A chance offered; a light place, with a very small salary. He determined to lay by every penny, with a view to marriage. But no sooner had he told Mrs. Billings than, to his astonishment, she insisted on his going to live elsewhere. "You've got tired of me, then?" She would not admit it, but go he must. Something would happen; she had no peace of mind, day or night; her husband, she felt sure, had conceived suspicions. And that very day she got rid of him.

"Now then, where are you drivin' to? Want to run over me, do you? Look out? Well, wasn't I a-lookin' out? Gurr!"

(He felt very shaky this morning, and was very absent-minded. For several minutes he had stood mute, his head hanging over the tray with its trios of collar studs. The sun was getting too hot here; he must move across into the shade.)

Back again behind the counter; all day long feeling tired and hungry, yet with no appetite for any food he could procure. Worse than that, he had lost sight of the girl at Fulham, and now came an ugly story about her. She had only amused herself in his company. When the opportunity came—the fellow with a pocket full of money—the old story. It was seventeen years behind him, but he sighed.

One morning as he dressed, he had a fainting fit. It was beginning all over again. His health wouldn't stand the shop. So long as he had nothing to do, whilst he was looked after and carefully fed, the physical weakness gave him no trouble; as soon as he began to work he broke down. Gawd! What would become of him? He must live; and for a twelvemonth after leaving the shop he somehow managed to do so, chiefly by begging. Then, one night in Oxford Street, he met the Fulham girl. What she had been doing meanwhile it was easy to see. They turned off into a dark street and talked. The next night they met again, and he was richer for the meeting by two half-crowns. And again, and again; week after week. And he took a lodging not far from where the girl dwelt.

Could he help it? He must live, yet no one would supply him with the means to live honestly. He hadn't an hour's work in his slim, starved body. If a girl of the pavement had a friendship for him, and pitied his hard lot, and out of her superfluity enabled him to keep body and soul together, where was the harm of it?

"Collar studs, three a penny. Collar studs, a penny for three."

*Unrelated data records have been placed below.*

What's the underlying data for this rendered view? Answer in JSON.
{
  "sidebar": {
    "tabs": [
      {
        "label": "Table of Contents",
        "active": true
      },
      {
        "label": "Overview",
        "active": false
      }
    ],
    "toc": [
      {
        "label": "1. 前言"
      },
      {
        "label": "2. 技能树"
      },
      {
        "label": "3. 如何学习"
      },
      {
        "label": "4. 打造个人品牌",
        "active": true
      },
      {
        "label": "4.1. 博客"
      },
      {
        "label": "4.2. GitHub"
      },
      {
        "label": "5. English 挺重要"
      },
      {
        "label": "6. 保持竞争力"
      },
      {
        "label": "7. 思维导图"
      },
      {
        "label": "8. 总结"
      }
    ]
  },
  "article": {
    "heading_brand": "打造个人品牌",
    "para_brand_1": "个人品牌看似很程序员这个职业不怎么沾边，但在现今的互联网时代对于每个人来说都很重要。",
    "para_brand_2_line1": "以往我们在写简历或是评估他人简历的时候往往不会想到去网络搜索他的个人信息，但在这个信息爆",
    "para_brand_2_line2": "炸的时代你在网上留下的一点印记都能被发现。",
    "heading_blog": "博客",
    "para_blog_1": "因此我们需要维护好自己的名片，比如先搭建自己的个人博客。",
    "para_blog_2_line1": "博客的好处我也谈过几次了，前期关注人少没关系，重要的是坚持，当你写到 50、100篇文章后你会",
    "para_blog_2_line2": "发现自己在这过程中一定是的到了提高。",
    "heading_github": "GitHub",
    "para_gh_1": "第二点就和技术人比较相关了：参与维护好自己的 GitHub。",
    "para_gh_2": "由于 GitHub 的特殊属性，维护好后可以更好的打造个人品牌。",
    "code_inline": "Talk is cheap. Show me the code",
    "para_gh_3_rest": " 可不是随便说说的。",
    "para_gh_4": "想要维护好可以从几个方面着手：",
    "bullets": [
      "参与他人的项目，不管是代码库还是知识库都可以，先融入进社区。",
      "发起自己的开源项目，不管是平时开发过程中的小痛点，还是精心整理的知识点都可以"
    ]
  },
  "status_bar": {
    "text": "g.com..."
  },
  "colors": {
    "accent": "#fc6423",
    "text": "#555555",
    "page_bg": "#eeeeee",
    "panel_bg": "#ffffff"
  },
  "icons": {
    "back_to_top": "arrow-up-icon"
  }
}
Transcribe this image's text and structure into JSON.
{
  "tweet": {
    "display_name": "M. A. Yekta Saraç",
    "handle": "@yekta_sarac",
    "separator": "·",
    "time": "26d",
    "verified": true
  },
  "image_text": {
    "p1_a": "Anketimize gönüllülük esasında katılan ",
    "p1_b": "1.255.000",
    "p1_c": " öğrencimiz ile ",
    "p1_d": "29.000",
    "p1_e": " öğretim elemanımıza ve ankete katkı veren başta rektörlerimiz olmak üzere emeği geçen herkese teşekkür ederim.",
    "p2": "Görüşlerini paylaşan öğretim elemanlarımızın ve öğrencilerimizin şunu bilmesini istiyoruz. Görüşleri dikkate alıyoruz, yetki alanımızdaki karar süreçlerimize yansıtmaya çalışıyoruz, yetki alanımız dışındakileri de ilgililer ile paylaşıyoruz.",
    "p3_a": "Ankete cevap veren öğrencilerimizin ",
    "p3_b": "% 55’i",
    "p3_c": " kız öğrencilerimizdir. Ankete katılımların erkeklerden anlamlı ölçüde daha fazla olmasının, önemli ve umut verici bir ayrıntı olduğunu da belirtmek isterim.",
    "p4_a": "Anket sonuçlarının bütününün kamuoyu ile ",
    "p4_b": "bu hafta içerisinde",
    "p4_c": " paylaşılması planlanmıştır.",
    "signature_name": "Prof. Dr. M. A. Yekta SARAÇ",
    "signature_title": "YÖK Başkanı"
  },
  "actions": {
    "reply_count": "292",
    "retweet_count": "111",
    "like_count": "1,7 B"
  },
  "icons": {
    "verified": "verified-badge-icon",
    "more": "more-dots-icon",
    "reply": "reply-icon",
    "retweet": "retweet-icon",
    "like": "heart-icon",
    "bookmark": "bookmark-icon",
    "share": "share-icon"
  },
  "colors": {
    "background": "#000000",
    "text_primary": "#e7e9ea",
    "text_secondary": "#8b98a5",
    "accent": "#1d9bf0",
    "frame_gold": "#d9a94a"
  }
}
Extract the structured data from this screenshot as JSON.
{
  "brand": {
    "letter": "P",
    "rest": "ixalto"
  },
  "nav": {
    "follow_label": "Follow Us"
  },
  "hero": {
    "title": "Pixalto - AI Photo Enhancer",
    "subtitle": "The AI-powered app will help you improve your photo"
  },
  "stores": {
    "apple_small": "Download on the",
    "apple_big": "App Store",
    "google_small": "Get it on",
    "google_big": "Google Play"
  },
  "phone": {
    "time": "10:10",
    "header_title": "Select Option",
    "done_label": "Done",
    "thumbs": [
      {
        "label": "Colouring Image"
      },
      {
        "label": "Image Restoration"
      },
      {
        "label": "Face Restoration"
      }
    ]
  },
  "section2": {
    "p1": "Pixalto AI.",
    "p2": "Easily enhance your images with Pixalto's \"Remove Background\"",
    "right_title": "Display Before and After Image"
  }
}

The policeman might stare at him just as hard as he liked. All but forty years of age, and he had never once been "in trouble," never once. Forty years, handicapped as he was, and still able to look a constable in the face. Big red chaps, all muscle and beef—easy enough for them to get a living. Ugly devils, too, most of them; whilst he—well, he hadn't quite the looks of a few years ago, but didn't that girl with the blue feather turn to glance at him a second time in Old Street last night?

If only he could find Mrs. Billings again; that was what he wished. The Fulham girl was dead long since, and in the end she had come to treat him meanly. Perhaps she couldn't help it. But he felt sure Mrs. Billings was alive somewhere, and in good circumstances. Ah, she was the only one he ever really cared for. And if she knew what he had come to—that his home was by the kerb, and his sleeping-place in a beastly hole by Old Street, how it would hurt her! As likely as not, her husband had really begun to suspect; that accounted, perhaps, for her disappearance from the old neighbourhood, seventeen years ago. If only he could meet her again—just to talk of times gone by!

"Collar studs, three a penny. Collar studs, a penny for three."

This work was published before January 1, 1924, and is in the public domain worldwide because the author died at least 100 years ago.